» WHAT YOU HAVE TO DO
Repeat the whole listing exactly as written.
── EXTRACTED MATERIAL ──
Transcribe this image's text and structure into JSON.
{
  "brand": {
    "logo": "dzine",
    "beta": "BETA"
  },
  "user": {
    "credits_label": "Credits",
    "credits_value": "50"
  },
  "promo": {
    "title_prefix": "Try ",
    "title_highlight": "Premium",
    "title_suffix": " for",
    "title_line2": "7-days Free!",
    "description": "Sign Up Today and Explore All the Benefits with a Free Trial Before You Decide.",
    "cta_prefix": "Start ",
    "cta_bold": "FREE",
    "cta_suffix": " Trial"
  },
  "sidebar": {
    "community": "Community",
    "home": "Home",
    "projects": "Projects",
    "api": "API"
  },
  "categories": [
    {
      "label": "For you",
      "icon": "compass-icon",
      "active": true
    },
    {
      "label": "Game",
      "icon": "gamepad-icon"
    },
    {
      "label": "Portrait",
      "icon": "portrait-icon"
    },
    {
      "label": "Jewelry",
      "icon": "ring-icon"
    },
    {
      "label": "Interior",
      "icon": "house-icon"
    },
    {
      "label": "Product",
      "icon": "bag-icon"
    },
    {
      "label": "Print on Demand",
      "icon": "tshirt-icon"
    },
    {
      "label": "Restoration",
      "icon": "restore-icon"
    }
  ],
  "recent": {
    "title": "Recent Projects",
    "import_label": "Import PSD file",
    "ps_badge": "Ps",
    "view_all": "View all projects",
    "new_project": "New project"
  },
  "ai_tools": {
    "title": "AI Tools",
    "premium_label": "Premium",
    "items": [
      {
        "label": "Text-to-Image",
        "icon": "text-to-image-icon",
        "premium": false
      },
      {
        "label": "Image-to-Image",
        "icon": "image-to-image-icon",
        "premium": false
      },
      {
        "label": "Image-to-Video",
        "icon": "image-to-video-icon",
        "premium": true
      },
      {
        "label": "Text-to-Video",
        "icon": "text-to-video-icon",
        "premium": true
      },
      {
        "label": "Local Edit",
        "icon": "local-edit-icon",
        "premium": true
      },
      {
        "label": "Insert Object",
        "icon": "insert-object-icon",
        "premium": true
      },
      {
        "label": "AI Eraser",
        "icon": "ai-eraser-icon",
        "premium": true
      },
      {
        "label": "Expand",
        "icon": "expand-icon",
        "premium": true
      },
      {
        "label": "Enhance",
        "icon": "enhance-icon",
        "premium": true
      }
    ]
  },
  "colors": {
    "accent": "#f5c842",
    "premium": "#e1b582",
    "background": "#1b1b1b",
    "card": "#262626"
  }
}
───
» FINISHED TASK
Transcribe this image's text and structure into JSON.
{
  "brand": {
    "logo": "dzine",
    "beta": "BETA"
  },
  "user": {
    "credits_label": "Credits",
    "credits_value": "50"
  },
  "promo": {
    "title_prefix": "Try ",
    "title_highlight": "Premium",
    "title_suffix": " for",
    "title_line2": "7-days Free!",
    "description": "Sign Up Today and Explore All the Benefits with a Free Trial Before You Decide.",
    "cta_prefix": "Start ",
    "cta_bold": "FREE",
    "cta_suffix": " Trial"
  },
  "sidebar": {
    "community": "Community",
    "home": "Home",
    "projects": "Projects",
    "api": "API"
  },
  "categories": [
    {
      "label": "For you",
      "icon": "compass-icon",
      "active": true
    },
    {
      "label": "Game",
      "icon": "gamepad-icon"
    },
    {
      "label": "Portrait",
      "icon": "portrait-icon"
    },
    {
      "label": "Jewelry",
      "icon": "ring-icon"
    },
    {
      "label": "Interior",
      "icon": "house-icon"
    },
    {
      "label": "Product",
      "icon": "bag-icon"
    },
    {
      "label": "Print on Demand",
      "icon": "tshirt-icon"
    },
    {
      "label": "Restoration",
      "icon": "restore-icon"
    }
  ],
  "recent": {
    "title": "Recent Projects",
    "import_label": "Import PSD file",
    "ps_badge": "Ps",
    "view_all": "View all projects",
    "new_project": "New project"
  },
  "ai_tools": {
    "title": "AI Tools",
    "premium_label": "Premium",
    "items": [
      {
        "label": "Text-to-Image",
        "icon": "text-to-image-icon",
        "premium": false
      },
      {
        "label": "Image-to-Image",
        "icon": "image-to-image-icon",
        "premium": false
      },
      {
        "label": "Image-to-Video",
        "icon": "image-to-video-icon",
        "premium": true
      },
      {
        "label": "Text-to-Video",
        "icon": "text-to-video-icon",
        "premium": true
      },
      {
        "label": "Local Edit",
        "icon": "local-edit-icon",
        "premium": true
      },
      {
        "label": "Insert Object",
        "icon": "insert-object-icon",
        "premium": true
      },
      {
        "label": "AI Eraser",
        "icon": "ai-eraser-icon",
        "premium": true
      },
      {
        "label": "Expand",
        "icon": "expand-icon",
        "premium": true
      },
      {
        "label": "Enhance",
        "icon": "enhance-icon",
        "premium": true
      }
    ]
  },
  "colors": {
    "accent": "#f5c842",
    "premium": "#e1b582",
    "background": "#1b1b1b",
    "card": "#262626"
  }
}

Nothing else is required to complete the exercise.